Although the theme of the conference was looking at writing through the eyes of Ben Franklin, who, as a crucial founder of America, was no stranger to the benefits of powerful writing, the conference focused on effective strategies for writing tutors and writing centers. Much like its fellow presenters at MAWCA, the Writing Fellows Program understands the need for strong writing in the university setting. For their final project in their class, this year?s Writing Fellows decided to create a comic book featuring the stories of a super hero by the name of King WF and his sidekicks Scribbles the Pencil and Inky the Ink Blob.
Although the comic book pokes fun at the idea of a writing super hero and evil villain, many of the situations in the comic book were what some of the Writing Fellows faced in one form or another. Some of the scenarios include what to do when writers have trouble getting started or are slow to embrace the peer group process. The comic book also emphasizes the importance of writing as a collaborative process and how writers and tutors alike can benefit from peer revision.
?Creating the comic with King WF and the Writing League gave us all a great chance to look at the problems we face in our writing groups from a new perspective, that of a superhero,? says Writing Fellow Mike Lewis.

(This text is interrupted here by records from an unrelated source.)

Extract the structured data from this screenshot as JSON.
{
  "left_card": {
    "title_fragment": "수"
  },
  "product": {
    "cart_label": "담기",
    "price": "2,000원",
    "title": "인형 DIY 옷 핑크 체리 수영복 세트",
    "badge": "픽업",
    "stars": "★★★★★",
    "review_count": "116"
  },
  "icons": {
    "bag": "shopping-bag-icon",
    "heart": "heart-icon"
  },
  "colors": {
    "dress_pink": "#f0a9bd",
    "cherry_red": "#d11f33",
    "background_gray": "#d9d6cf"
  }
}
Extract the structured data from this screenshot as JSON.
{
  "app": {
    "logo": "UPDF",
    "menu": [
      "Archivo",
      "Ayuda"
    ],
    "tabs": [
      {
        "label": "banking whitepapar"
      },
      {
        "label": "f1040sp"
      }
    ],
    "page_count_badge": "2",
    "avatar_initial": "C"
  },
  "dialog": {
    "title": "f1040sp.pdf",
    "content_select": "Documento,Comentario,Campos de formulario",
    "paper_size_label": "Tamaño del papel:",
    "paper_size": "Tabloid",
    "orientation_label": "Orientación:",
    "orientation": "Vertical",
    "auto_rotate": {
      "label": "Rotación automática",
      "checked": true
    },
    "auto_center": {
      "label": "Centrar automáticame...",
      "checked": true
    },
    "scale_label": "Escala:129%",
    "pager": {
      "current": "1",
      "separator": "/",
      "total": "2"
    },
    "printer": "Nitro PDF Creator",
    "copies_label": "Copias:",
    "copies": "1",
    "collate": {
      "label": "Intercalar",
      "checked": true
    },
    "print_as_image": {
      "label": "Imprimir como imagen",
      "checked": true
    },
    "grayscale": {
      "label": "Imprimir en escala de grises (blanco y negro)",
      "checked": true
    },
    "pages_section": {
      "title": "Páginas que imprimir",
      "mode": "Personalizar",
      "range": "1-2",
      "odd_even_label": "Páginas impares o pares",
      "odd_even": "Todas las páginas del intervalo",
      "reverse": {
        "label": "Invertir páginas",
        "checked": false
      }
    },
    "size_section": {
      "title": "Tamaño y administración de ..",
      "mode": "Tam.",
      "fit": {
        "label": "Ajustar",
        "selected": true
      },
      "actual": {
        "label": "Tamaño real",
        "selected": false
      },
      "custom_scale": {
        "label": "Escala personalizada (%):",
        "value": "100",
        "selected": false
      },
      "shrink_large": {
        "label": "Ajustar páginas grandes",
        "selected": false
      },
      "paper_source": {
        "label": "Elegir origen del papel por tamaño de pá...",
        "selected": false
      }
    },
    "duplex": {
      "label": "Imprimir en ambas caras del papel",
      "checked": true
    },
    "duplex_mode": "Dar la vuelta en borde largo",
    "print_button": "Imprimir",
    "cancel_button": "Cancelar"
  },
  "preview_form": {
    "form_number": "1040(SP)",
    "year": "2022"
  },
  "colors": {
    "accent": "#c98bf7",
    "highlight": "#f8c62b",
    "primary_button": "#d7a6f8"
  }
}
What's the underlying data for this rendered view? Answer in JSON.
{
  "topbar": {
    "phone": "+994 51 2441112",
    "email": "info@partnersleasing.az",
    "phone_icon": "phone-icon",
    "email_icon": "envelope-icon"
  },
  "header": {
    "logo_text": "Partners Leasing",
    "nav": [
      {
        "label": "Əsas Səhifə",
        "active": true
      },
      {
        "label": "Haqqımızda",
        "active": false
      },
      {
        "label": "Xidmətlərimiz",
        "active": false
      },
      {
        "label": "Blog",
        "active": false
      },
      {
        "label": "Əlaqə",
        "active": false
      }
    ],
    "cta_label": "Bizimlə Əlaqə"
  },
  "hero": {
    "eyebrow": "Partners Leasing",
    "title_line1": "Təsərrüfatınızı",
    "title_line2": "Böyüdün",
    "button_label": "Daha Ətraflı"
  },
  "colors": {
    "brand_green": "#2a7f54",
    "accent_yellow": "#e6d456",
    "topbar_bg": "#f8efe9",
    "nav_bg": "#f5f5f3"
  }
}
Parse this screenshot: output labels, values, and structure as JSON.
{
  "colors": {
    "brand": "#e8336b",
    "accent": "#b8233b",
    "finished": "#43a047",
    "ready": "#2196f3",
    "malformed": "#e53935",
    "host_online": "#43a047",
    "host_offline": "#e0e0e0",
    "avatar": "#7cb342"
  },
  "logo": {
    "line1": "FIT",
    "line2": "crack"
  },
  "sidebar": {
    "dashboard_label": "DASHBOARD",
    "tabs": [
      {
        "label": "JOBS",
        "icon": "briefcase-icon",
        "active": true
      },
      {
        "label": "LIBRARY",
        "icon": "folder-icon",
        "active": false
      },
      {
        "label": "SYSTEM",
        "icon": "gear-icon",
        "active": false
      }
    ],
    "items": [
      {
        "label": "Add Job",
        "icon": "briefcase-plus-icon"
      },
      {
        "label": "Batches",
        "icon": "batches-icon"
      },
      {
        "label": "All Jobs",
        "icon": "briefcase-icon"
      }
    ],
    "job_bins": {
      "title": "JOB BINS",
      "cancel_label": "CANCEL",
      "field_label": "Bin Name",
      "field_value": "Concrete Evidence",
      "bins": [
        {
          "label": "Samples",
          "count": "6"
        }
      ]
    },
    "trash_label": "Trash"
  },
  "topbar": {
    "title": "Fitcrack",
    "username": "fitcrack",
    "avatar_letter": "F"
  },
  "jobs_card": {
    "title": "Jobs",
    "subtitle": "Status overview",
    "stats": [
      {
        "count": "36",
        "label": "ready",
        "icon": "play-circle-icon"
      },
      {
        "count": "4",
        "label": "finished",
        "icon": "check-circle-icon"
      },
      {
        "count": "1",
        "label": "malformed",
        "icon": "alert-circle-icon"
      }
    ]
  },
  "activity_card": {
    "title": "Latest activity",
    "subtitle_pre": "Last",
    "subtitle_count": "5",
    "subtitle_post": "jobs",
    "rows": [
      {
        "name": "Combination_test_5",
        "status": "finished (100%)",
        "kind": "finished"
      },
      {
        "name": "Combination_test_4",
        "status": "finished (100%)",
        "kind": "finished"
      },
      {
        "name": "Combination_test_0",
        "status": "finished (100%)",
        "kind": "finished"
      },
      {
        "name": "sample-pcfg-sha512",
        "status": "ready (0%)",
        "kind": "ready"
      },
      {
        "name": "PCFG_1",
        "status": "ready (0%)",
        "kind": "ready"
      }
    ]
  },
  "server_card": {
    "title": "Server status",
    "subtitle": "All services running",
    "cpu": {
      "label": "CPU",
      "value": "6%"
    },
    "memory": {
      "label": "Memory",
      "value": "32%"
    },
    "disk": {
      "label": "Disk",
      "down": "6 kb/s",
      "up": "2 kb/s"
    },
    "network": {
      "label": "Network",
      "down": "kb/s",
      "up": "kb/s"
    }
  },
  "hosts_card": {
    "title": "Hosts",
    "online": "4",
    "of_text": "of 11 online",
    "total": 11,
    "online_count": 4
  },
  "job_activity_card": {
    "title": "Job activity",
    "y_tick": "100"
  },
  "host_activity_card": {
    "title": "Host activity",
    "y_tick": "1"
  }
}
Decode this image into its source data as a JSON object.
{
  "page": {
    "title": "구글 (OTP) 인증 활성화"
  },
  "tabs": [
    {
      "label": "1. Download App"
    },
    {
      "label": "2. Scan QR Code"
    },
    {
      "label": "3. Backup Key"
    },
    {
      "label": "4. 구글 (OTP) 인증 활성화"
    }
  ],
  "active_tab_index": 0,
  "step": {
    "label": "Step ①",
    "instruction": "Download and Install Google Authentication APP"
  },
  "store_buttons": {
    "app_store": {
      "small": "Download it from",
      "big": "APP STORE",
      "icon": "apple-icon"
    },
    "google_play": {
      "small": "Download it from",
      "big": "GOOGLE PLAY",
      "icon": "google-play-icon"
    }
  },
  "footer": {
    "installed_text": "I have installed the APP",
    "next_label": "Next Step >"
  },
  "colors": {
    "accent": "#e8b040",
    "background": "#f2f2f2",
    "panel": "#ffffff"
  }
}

Although their submission was one of many at this year?s MAWCA, the Writing Fellows were excited to share their superhero with others. ?I am so glad that King WF [was] able to share his message with a larger audience,? says Writing Fellow Emily Edelstein.
2006-07 Writing Fellows
Back (L-R): Sarah Bollinger, Ryan Holcombe, King WF, Nicole Byrne, Mike Lewis, Kara Lamb, Steve Sims, Inky, Jason Tremblay, Emily Edelstein, Robert Wright, Jeanne Marie Rose (instructor), David Laudenslager
Front (L-R): Jessica Brenner, Scribbles, Jessica Rose, Katie Lamm
(Note: See Bollinger story above to understand the presence of King WF and Scribbles in this photo.)
The 2005 Writing Fellows Attend the National Conference on Peer Tutoring in Writing
With the support of a Penn State University Undergraduate Research Grant, eleven Writing Fellows attended the National Conference on Peer Tutoring in Writing, held in Minneapolis, MN, last October. In addition to attending panels on peer tutoring, the Writing Fellows presented ?The Tutor?s Body: Visibility, Authority, and Representation.? This three-part panel explored how aspects of peer tutors? appearances¬-specifically, fashion, gender, and race¬-might shape their work as tutors. In particular, the Writing Fellows considered whether stereotypes and assumptions might color how their tutees perceive them: Do students prefer to work with peer tutors who wear shirts and ties or dress in sweats? Do students make assumptions about whether male or female tutors are more qualified or effective? Do racial stereotypes affect the kinds of exchange possible within peer tutoring groups? By researching and presenting on these difficult and challenging topics, Writing Fellows learned that peer tutoring involves complex social interactions. Consequently, they helped raise awareness for other peer tutors by sharing their experiences. While in Minneapolis, the group also took some time to relax at the Mall of America, enjoying the in-door roller-coaster and log flume, food court cuisine, and plenty of shopping!